Climate Change Adaptation in Floodplain Wetlands: the Macquarie Marshes
This factsheet summarises key findings from a case study on limits to adaptation in the Macquarie Marshes. The Macquarie Marshes has experienced significant declines in biodiversity and populations due to regulation of water supplies, and hence is increasingly vulnerable to projected climate change impacts. A major limit to adaptation is the lack of capacity of river managers to learn from problems during drought periods and implement water sharing plans that avoid similar losses if climate change increases drought intensity and frequency. This study examined the types of adaptations that reduce the climate change-induced extension of the inter-flood interval for floodplain wetlands.

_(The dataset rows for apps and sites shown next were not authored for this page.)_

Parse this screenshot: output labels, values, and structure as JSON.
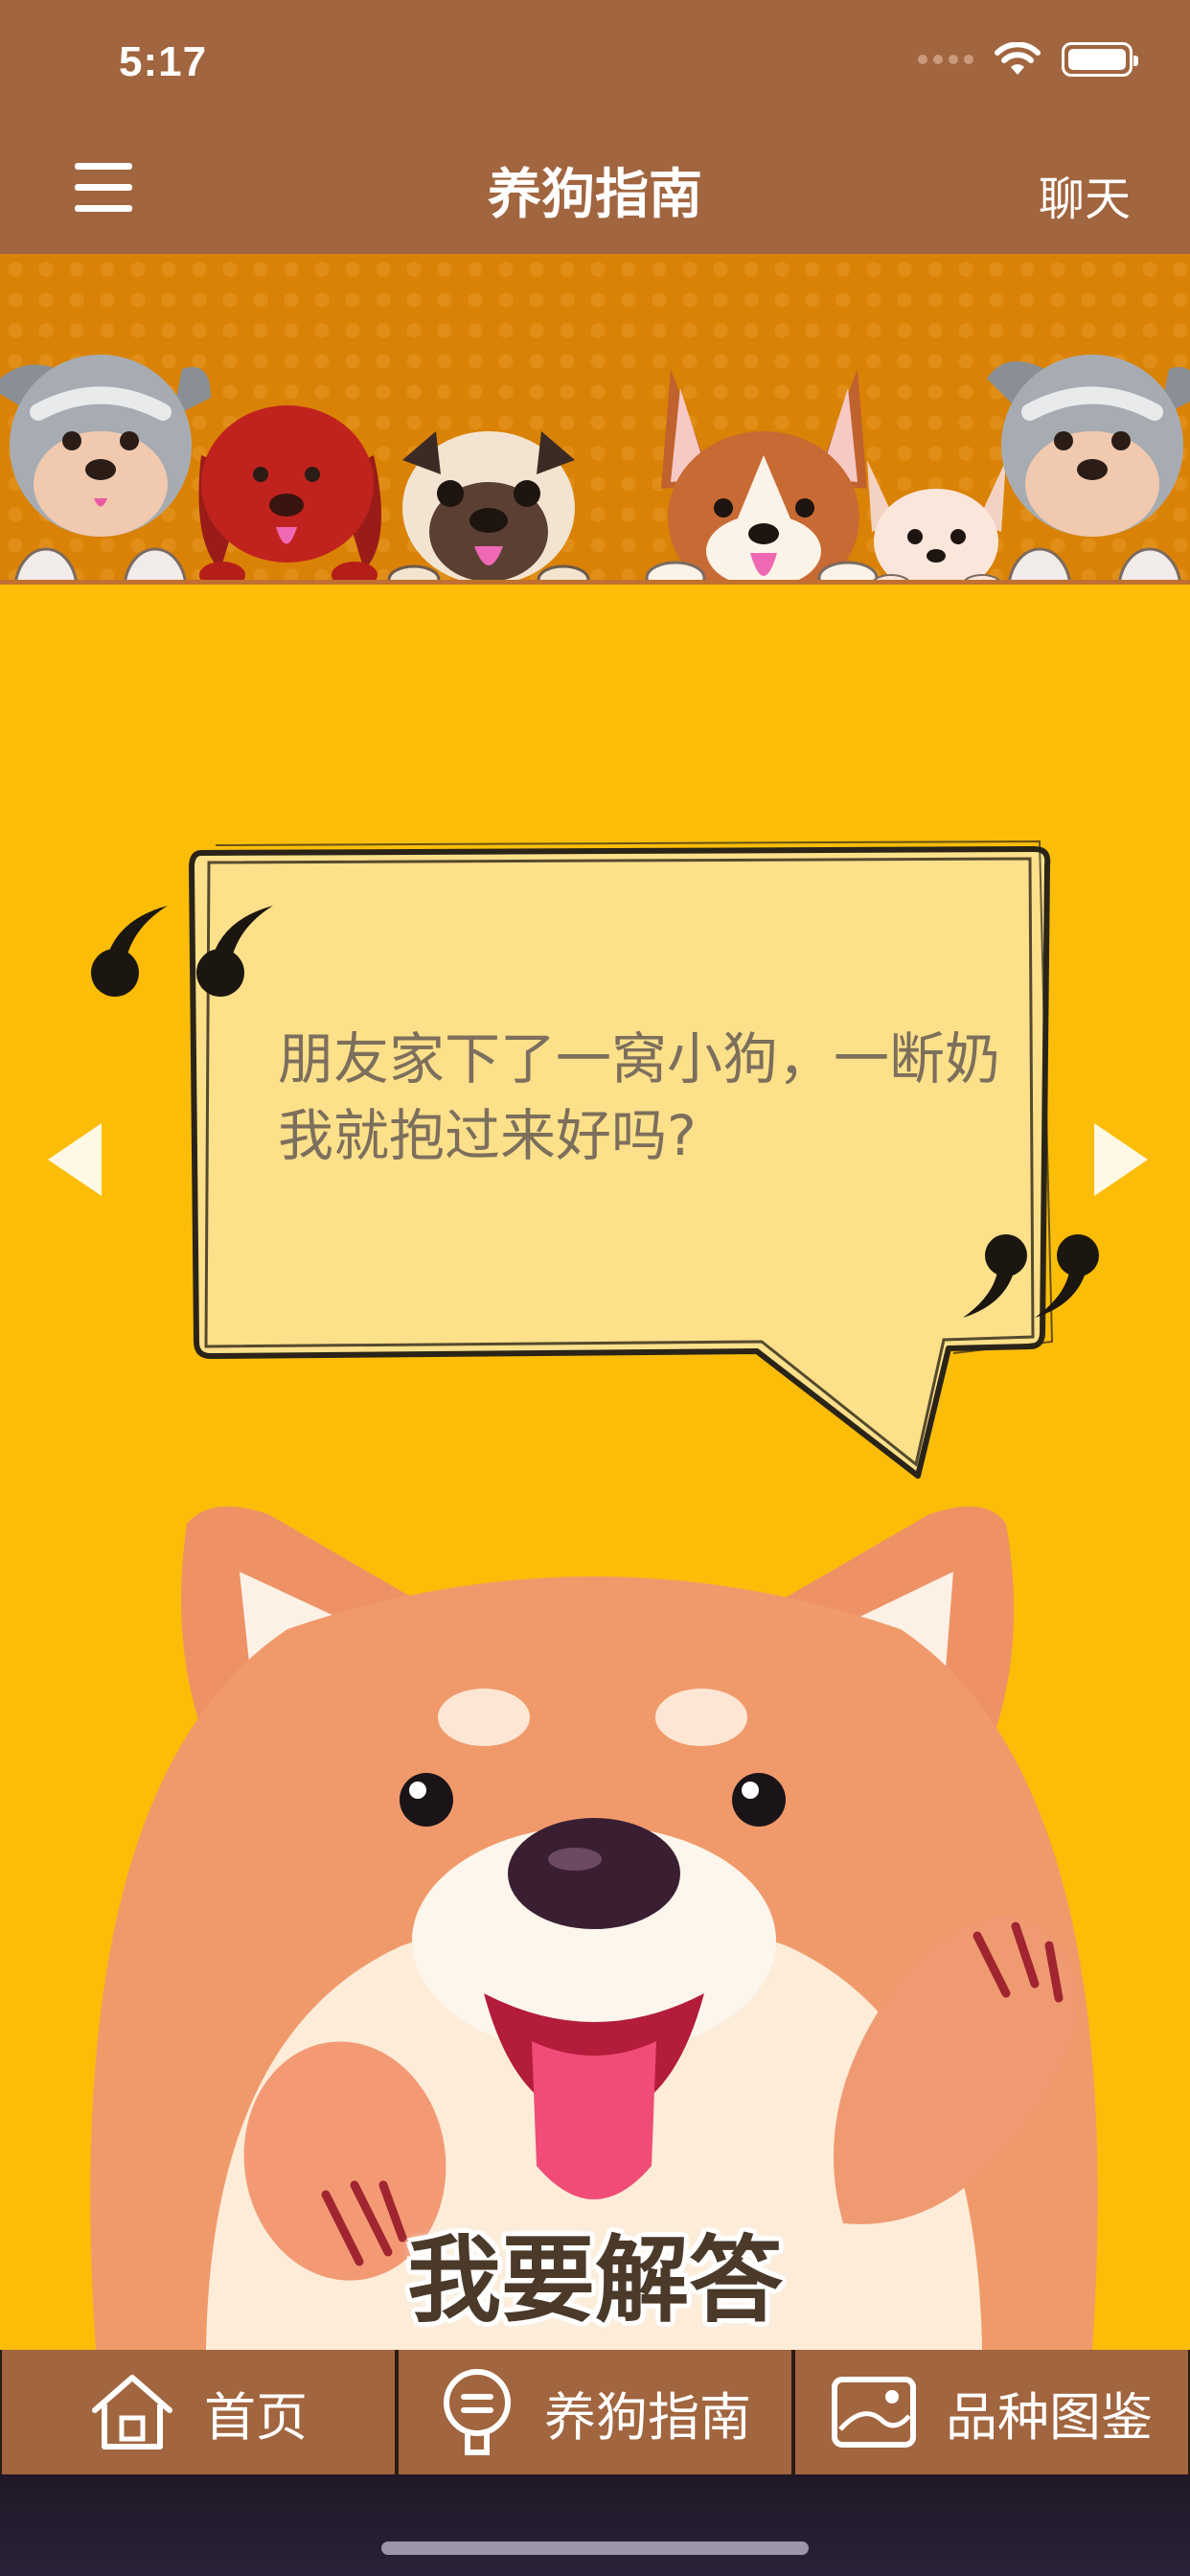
{
  "status_bar": {
    "time": "5:17"
  },
  "nav": {
    "title": "养狗指南",
    "chat_label": "聊天"
  },
  "question": {
    "text": "朋友家下了一窝小狗，一断奶我就抱过来好吗?"
  },
  "answer_button": {
    "label": "我要解答"
  },
  "tabs": [
    {
      "label": "首页",
      "icon": "home-icon"
    },
    {
      "label": "养狗指南",
      "icon": "guide-icon"
    },
    {
      "label": "品种图鉴",
      "icon": "gallery-icon"
    }
  ],
  "colors": {
    "nav_brown": "#a1653f",
    "page_yellow": "#fbbd08",
    "banner_orange": "#d98206",
    "bubble_fill": "#fde08a"
  }
}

To achieve and sustain this, it is necessary to remove the biophysical drivers and to change the behaviour that causes the biophysical driver. Examples of adaptations that alter the biophysical driver, but not the behaviour, are trucking triage water (buffering), buying back adequate volumes of water and increasing the outlet capacity. However, if the water sharing plan, the main document that governs management of flow for flooding and interflood interval, is not changed then adaptation is limited. This factsheet contains further information on the current stressors, and future climate scenarios and impacts predicted for the Region. This is one of the six case studies conducted for NCCARFs Limits to Adaptation project to explore the underlying causes and potential to transcend limits in particular regions.